A problem about genetics and the transmission of disease.
Use the computer to model an epidemic. Try out public health policies to control the spread of the epidemic, to minimise the number of sick days and deaths.
Simple models which help us to investigate how epidemics grow and die out.
Use trigonometry to determine whether solar eclipses on earth can be perfect.
In Fill Me Up we invited you to sketch graphs as vessels are filled with water. Can you work out the equations of the graphs?
Formulate and investigate a simple mathematical model for the design of a table mat.
Can you work out which processes are represented by the graphs?
Can you suggest a curve to fit some experimental data? Can you work out where the data might have come from?
If I don't have the size of cake tin specified in my recipe, will the size I do have be OK?
What shape would fit your pens and pencils best? How can you make it?
Work with numbers big and small to estimate and calculate various quantities in biological contexts.
In which Olympic event does a human travel fastest?
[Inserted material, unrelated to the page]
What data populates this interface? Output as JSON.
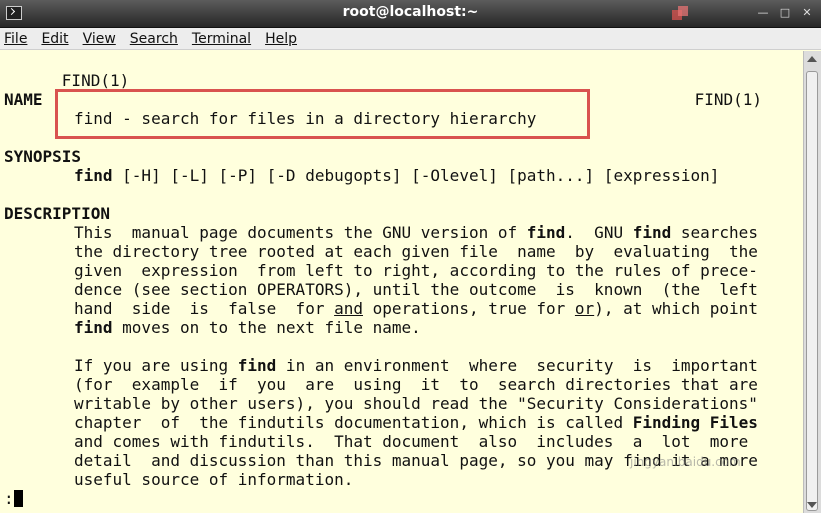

Decide which events to include in your Alternative Record Book.
Can you work out what this procedure is doing?
This problem explores the biology behind Rudolph's glowing red nose.
Examine these estimates. Do they sound about right?
To investigate the relationship between the distance the ruler drops and the time taken, we need to do some mathematical modelling...
Make an accurate diagram of the solar system and explore the concept of a grand conjunction.
Get some practice using big and small numbers in chemistry.
Explore the relationship between resistance and temperature
What shapes should Elly cut out to make a witch's hat? How can she make a taller hat?
How would you design the tiering of seats in a stadium so that all spectators have a good view?
Where should runners start the 200m race so that they have all run the same distance by the finish?
When a habitat changes, what happens to the food chain?
Can you visualise whether these nets fold up into 3D shapes? Watch the videos each time to see if you were correct.
Can you work out which drink has the stronger flavour?
Can Jo make a gym bag for her trainers from the piece of fabric she has?
Two trains set off at the same time from each end of a single straight railway line. A very fast bee starts off in front of the first train and flies continuously back and forth between the. . . .
Explore the properties of perspective drawing.
Is it cheaper to cook a meal from scratch or to buy a ready meal? What difference does the number of people you're cooking for make?
How do you write a computer program that creates the illusion of stretching elastic bands between pegs of a Geoboard? The answer contains some surprising mathematics.
Learn about the link between logical arguments and electronic circuits. Investigate the logical connectives by making and testing your own circuits and fill in the blanks in truth tables to record. . . .
Investigate circuits and record your findings in this simple introduction to truth tables and logic.
Which dilutions can you make using only 10ml pipettes?
Imagine different shaped vessels being filled. Can you work out what the graphs of the water level should look like?
Explore the properties of isometric drawings.
Make your own pinhole camera for safe observation of the sun, and find out how it works.
Could nanotechnology be used to see if an artery is blocked? Or is this just science fiction?
How efficiently can you pack together disks?
Which units would you choose best to fit these situations?
Practice your skills of measurement and estimation using this interactive measurement tool based around fascinating images from biology.
Andy wants to cycle from Land's End to John o'Groats. Will he be able to eat enough to keep him going?
The triathlon is a physically gruelling challenge. Can you work out which athlete burnt the most calories?
How would you go about estimating populations of dolphins?
Work with numbers big and small to estimate and calculate various quantities in physical contexts.
When you change the units, do the numbers get bigger or smaller?
Water freezes at 0°Celsius (32°Fahrenheit) and boils at 100°C (212°Fahrenheit). Is there a temperature at which Celsius and Fahrenheit readings are the same?
An observer is on top of a lighthouse. How far from the foot of the lighthouse is the horizon that the observer can see?
These Olympic quantities have been jumbled up! Can you put them back together again?
Work with numbers big and small to estimate and calulate various quantities in biological contexts.
Are these estimates of physical quantities accurate?